### [Directions for this task]
The entire listing below should be output exactly as it stands.

### [Provided data]
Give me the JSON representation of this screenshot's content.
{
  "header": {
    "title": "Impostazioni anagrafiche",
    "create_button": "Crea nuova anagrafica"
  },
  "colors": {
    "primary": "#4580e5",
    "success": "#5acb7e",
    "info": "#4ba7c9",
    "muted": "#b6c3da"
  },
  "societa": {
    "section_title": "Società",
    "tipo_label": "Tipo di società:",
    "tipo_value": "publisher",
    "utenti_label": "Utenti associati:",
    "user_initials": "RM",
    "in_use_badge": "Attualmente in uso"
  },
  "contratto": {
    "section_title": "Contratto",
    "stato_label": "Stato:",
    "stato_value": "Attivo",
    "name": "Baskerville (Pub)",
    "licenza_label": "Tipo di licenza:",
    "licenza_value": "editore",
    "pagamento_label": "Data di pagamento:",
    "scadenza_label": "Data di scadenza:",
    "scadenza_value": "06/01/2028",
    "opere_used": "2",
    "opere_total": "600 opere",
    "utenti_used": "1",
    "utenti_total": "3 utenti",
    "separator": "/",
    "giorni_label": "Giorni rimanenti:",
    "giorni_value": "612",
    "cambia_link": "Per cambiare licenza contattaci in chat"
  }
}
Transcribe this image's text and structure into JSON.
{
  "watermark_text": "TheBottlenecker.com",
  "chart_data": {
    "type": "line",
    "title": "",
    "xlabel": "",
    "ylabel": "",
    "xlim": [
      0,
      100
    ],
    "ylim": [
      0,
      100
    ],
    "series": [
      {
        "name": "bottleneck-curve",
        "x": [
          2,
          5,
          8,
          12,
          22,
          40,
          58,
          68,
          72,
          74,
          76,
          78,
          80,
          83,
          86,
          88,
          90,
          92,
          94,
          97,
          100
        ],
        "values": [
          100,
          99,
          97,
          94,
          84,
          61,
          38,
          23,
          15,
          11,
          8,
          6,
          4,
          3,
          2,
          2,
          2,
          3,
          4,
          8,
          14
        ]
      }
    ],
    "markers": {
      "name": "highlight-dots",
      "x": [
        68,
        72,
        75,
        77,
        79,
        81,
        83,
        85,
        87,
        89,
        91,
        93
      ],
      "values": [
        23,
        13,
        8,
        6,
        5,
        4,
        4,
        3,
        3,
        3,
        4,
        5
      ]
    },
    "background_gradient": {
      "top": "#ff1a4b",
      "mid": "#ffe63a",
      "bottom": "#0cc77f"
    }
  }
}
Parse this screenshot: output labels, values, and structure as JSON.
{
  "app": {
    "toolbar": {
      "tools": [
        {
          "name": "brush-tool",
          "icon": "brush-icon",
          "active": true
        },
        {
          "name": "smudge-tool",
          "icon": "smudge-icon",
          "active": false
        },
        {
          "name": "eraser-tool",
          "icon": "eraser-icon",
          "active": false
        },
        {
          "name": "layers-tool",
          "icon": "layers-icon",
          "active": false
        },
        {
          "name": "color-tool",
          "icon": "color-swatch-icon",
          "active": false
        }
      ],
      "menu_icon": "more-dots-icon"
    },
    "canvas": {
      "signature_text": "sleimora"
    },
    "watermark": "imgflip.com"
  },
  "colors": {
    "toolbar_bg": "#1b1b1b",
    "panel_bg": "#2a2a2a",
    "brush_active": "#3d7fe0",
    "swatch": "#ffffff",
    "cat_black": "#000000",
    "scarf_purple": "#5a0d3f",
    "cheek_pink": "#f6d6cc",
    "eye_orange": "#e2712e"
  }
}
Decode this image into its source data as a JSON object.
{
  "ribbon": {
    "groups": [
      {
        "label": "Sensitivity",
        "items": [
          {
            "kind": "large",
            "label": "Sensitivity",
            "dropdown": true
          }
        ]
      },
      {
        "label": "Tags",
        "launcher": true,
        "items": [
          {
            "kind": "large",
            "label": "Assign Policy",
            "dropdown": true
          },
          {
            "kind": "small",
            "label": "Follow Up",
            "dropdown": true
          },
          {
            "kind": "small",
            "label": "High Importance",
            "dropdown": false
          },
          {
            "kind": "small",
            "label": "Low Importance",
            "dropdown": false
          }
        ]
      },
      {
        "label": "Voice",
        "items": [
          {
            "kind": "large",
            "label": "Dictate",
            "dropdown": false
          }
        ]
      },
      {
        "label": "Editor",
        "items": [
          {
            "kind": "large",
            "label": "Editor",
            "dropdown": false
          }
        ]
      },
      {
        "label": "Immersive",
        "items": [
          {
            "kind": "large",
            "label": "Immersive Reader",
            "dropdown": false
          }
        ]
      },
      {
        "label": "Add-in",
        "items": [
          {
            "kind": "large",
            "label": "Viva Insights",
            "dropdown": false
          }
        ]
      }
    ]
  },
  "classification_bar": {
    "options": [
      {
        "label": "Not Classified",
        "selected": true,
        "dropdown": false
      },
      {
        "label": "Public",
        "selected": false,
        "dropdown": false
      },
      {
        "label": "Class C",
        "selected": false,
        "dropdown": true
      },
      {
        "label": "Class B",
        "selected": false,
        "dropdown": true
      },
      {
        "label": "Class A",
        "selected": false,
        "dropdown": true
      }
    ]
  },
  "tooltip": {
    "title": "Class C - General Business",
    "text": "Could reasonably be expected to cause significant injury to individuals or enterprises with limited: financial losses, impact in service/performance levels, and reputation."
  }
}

### [Your solution]
Give me the JSON representation of this screenshot's content.
{
  "header": {
    "title": "Impostazioni anagrafiche",
    "create_button": "Crea nuova anagrafica"
  },
  "colors": {
    "primary": "#4580e5",
    "success": "#5acb7e",
    "info": "#4ba7c9",
    "muted": "#b6c3da"
  },
  "societa": {
    "section_title": "Società",
    "tipo_label": "Tipo di società:",
    "tipo_value": "publisher",
    "utenti_label": "Utenti associati:",
    "user_initials": "RM",
    "in_use_badge": "Attualmente in uso"
  },
  "contratto": {
    "section_title": "Contratto",
    "stato_label": "Stato:",
    "stato_value": "Attivo",
    "name": "Baskerville (Pub)",
    "licenza_label": "Tipo di licenza:",
    "licenza_value": "editore",
    "pagamento_label": "Data di pagamento:",
    "scadenza_label": "Data di scadenza:",
    "scadenza_value": "06/01/2028",
    "opere_used": "2",
    "opere_total": "600 opere",
    "utenti_used": "1",
    "utenti_total": "3 utenti",
    "separator": "/",
    "giorni_label": "Giorni rimanenti:",
    "giorni_value": "612",
    "cambia_link": "Per cambiare licenza contattaci in chat"
  }
}
Transcribe this image's text and structure into JSON.
{
  "watermark_text": "TheBottlenecker.com",
  "chart_data": {
    "type": "line",
    "title": "",
    "xlabel": "",
    "ylabel": "",
    "xlim": [
      0,
      100
    ],
    "ylim": [
      0,
      100
    ],
    "series": [
      {
        "name": "bottleneck-curve",
        "x": [
          2,
          5,
          8,
          12,
          22,
          40,
          58,
          68,
          72,
          74,
          76,
          78,
          80,
          83,
          86,
          88,
          90,
          92,
          94,
          97,
          100
        ],
        "values": [
          100,
          99,
          97,
          94,
          84,
          61,
          38,
          23,
          15,
          11,
          8,
          6,
          4,
          3,
          2,
          2,
          2,
          3,
          4,
          8,
          14
        ]
      }
    ],
    "markers": {
      "name": "highlight-dots",
      "x": [
        68,
        72,
        75,
        77,
        79,
        81,
        83,
        85,
        87,
        89,
        91,
        93
      ],
      "values": [
        23,
        13,
        8,
        6,
        5,
        4,
        4,
        3,
        3,
        3,
        4,
        5
      ]
    },
    "background_gradient": {
      "top": "#ff1a4b",
      "mid": "#ffe63a",
      "bottom": "#0cc77f"
    }
  }
}
Parse this screenshot: output labels, values, and structure as JSON.
{
  "app": {
    "toolbar": {
      "tools": [
        {
          "name": "brush-tool",
          "icon": "brush-icon",
          "active": true
        },
        {
          "name": "smudge-tool",
          "icon": "smudge-icon",
          "active": false
        },
        {
          "name": "eraser-tool",
          "icon": "eraser-icon",
          "active": false
        },
        {
          "name": "layers-tool",
          "icon": "layers-icon",
          "active": false
        },
        {
          "name": "color-tool",
          "icon": "color-swatch-icon",
          "active": false
        }
      ],
      "menu_icon": "more-dots-icon"
    },
    "canvas": {
      "signature_text": "sleimora"
    },
    "watermark": "imgflip.com"
  },
  "colors": {
    "toolbar_bg": "#1b1b1b",
    "panel_bg": "#2a2a2a",
    "brush_active": "#3d7fe0",
    "swatch": "#ffffff",
    "cat_black": "#000000",
    "scarf_purple": "#5a0d3f",
    "cheek_pink": "#f6d6cc",
    "eye_orange": "#e2712e"
  }
}
Decode this image into its source data as a JSON object.
{
  "ribbon": {
    "groups": [
      {
        "label": "Sensitivity",
        "items": [
          {
            "kind": "large",
            "label": "Sensitivity",
            "dropdown": true
          }
        ]
      },
      {
        "label": "Tags",
        "launcher": true,
        "items": [
          {
            "kind": "large",
            "label": "Assign Policy",
            "dropdown": true
          },
          {
            "kind": "small",
            "label": "Follow Up",
            "dropdown": true
          },
          {
            "kind": "small",
            "label": "High Importance",
            "dropdown": false
          },
          {
            "kind": "small",
            "label": "Low Importance",
            "dropdown": false
          }
        ]
      },
      {
        "label": "Voice",
        "items": [
          {
            "kind": "large",
            "label": "Dictate",
            "dropdown": false
          }
        ]
      },
      {
        "label": "Editor",
        "items": [
          {
            "kind": "large",
            "label": "Editor",
            "dropdown": false
          }
        ]
      },
      {
        "label": "Immersive",
        "items": [
          {
            "kind": "large",
            "label": "Immersive Reader",
            "dropdown": false
          }
        ]
      },
      {
        "label": "Add-in",
        "items": [
          {
            "kind": "large",
            "label": "Viva Insights",
            "dropdown": false
          }
        ]
      }
    ]
  },
  "classification_bar": {
    "options": [
      {
        "label": "Not Classified",
        "selected": true,
        "dropdown": false
      },
      {
        "label": "Public",
        "selected": false,
        "dropdown": false
      },
      {
        "label": "Class C",
        "selected": false,
        "dropdown": true
      },
      {
        "label": "Class B",
        "selected": false,
        "dropdown": true
      },
      {
        "label": "Class A",
        "selected": false,
        "dropdown": true
      }
    ]
  },
  "tooltip": {
    "title": "Class C - General Business",
    "text": "Could reasonably be expected to cause significant injury to individuals or enterprises with limited: financial losses, impact in service/performance levels, and reputation."
  }
}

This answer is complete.